Conteh v Parking Partners Ltd UKEAT/0288/10
This case concerned events taking place before the Equality Act 2010 came into effect. There is a new provision under the Act which now renders an employer liable to third party harassment in limited circumstances.
Ms Conteh was a car park attendant at a residential development in Southwark. Her employer was the contractor to the development owner. She was not supposed to allow anyone to leave the car park without paying unless their tickets had been validated. When she was approached by someone who did not have a validated ticket she told her that she could not leave. She was subject to significant racial abuse the following day. She complained to her manager who spoke to the third party employees who denied any abuse. He reviewed the CCTV coverage but did not believe it was strong enough to prove the racial harassment allegations. As Parking Partners had no authority to take action against the third parties they instructed Ms Conteh that she should allow all the third party’s staff to leave the car park without paying regardless of whether or not their ticket has been validated in order not to rock the boat.
Ms Conteh then brought tribunal claims under the Race Relations Act 1976 against Parking Partners for direct race discrimination and harassment but was unsuccessful. It was held that its inaction did not create the hostile environment nor make matters worse and this was not on the grounds of her race. Parking Partners would have acted the same way regardless of the race of the member of staff who complained so she had not been treated less favourably.

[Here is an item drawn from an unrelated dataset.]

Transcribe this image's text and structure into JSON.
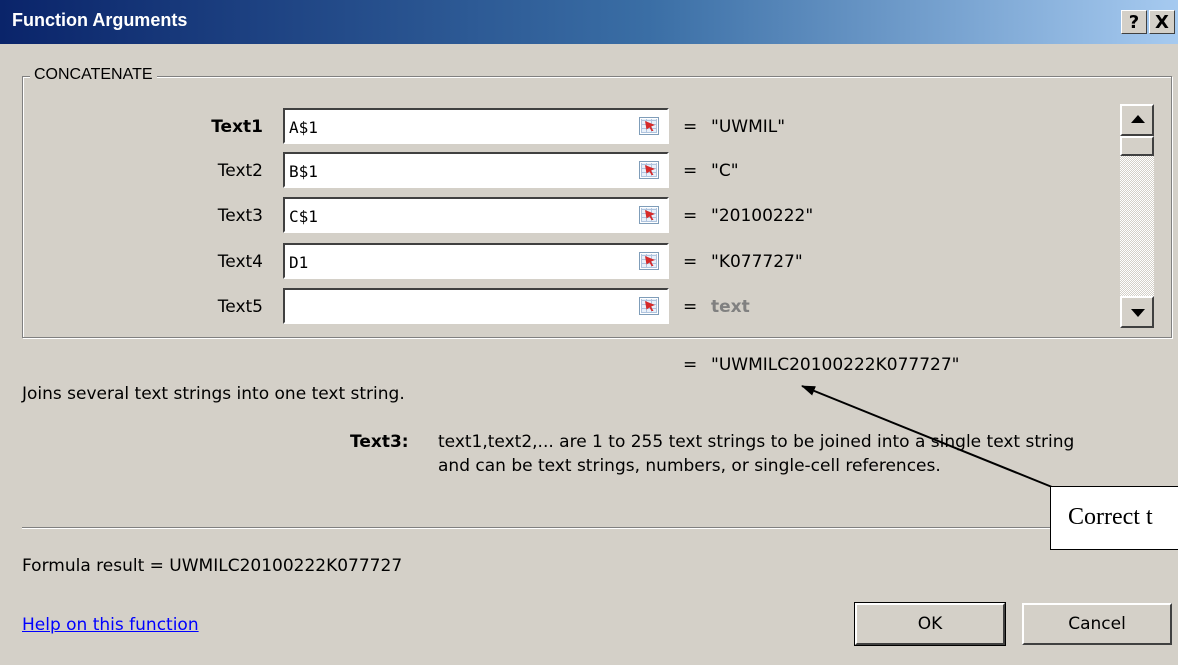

Key point: The decision is surprising and shows how difficult it is for an employee to succeed with discrimination or harassment claims arising from the conduct of others. The Equality Act 2010 may not have assisted her either had the Act been in force at the time.